Leslie Harold Martin 393 By April 1928 Leslie Martin was established in Melbourne. Laby had evidently given this information to Ernest Rutherford who wrote back ‘ I am glad to hear Martin is shaping well and I hope he does not forget all his physics except X-rays. I found, in his exam: that he was uncommonly rusty about matters outside his research’ .
394 Biographical Memoirs War years At the outbreak of war in 1939 Leslie Martin immediately switched to projects initiated by armed service requirements. He first worked for the army on a capacity type proximity fuse and then for the R.A.A.F. on an acoustic communication system to enable the instructor and student pilot to talk to each other.

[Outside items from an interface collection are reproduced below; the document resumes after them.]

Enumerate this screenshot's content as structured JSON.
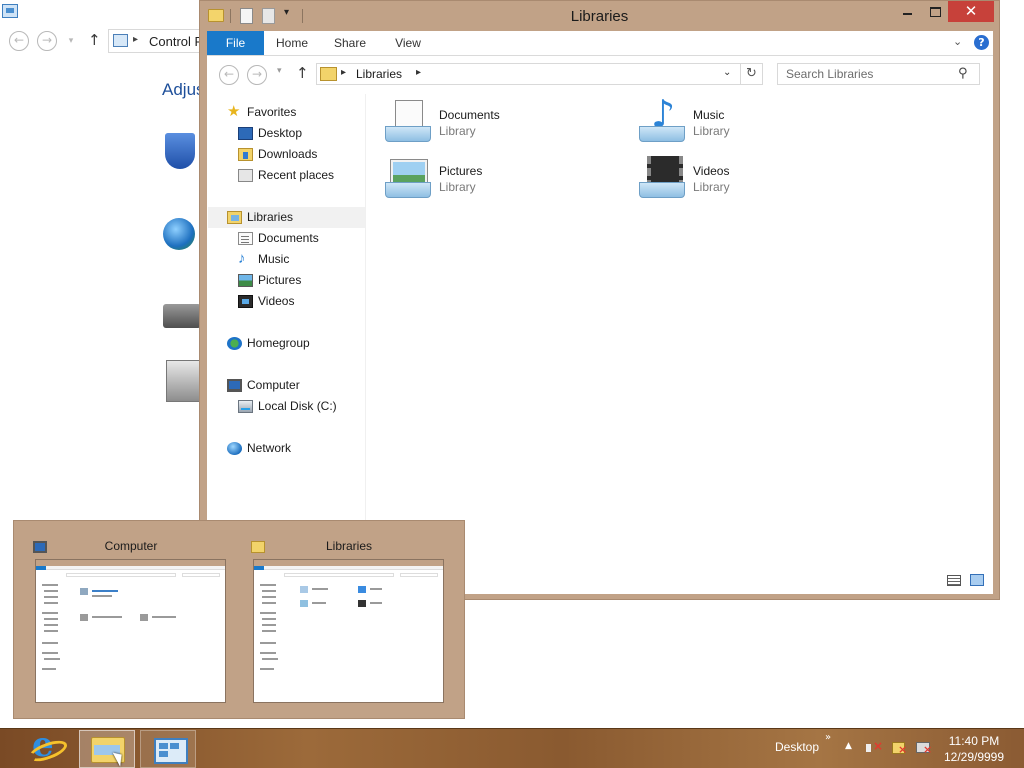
{
  "control_panel": {
    "address_text": "Control Panel",
    "heading": "Adjust your computer's settings",
    "icons": [
      "shield-icon",
      "globe-network-icon",
      "printer-icon",
      "programs-icon"
    ]
  },
  "libraries_window": {
    "title": "Libraries",
    "ribbon": {
      "file": "File",
      "home": "Home",
      "share": "Share",
      "view": "View",
      "help": "?"
    },
    "address": {
      "location": "Libraries"
    },
    "search": {
      "placeholder": "Search Libraries"
    },
    "nav": {
      "favorites": "Favorites",
      "desktop": "Desktop",
      "downloads": "Downloads",
      "recent_places": "Recent places",
      "libraries": "Libraries",
      "documents": "Documents",
      "music": "Music",
      "pictures": "Pictures",
      "videos": "Videos",
      "homegroup": "Homegroup",
      "computer": "Computer",
      "local_disk": "Local Disk (C:)",
      "network": "Network"
    },
    "items": [
      {
        "name": "Documents",
        "type": "Library",
        "icon": "documents-library-icon"
      },
      {
        "name": "Music",
        "type": "Library",
        "icon": "music-library-icon"
      },
      {
        "name": "Pictures",
        "type": "Library",
        "icon": "pictures-library-icon"
      },
      {
        "name": "Videos",
        "type": "Library",
        "icon": "videos-library-icon"
      }
    ]
  },
  "thumbnails": [
    {
      "title": "Computer",
      "icon": "computer-icon"
    },
    {
      "title": "Libraries",
      "icon": "libraries-icon"
    }
  ],
  "taskbar": {
    "desktop_label": "Desktop",
    "chevrons": "»",
    "time": "11:40 PM",
    "date": "12/29/9999",
    "pinned": [
      "internet-explorer-icon",
      "file-explorer-icon",
      "control-panel-icon"
    ]
  },
  "colors": {
    "window_frame": "#c1a287",
    "file_tab": "#1979ca",
    "close_button": "#c7413a",
    "heading_blue": "#1e4f9a"
  }
}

Leslie Harold Martin 395 Work also began in 1942 to produce magnetrons, klystrons and other valves needed for 10 cm and later 3 cm and 25 cm radar sets. A laboratory prototype NTA98 magnetron was made by May 1942, and after limited numbers had been made in the laboratory the technology for a range of these valves was transferred to the Amalgamated Wireless Valve Company and Standard Telephone and Cables Proprietary Ltd for manufacture in quantity. At the end of 1942 the valve laboratory was transferred to the University of Melbourne and Martin was placed in charge. While moving back to his university laboratory, he was appointed Deputy Chief of the Division of Radiophysics of the C.S.I.R. and was expected to spend time both in Sydney and Melbourne.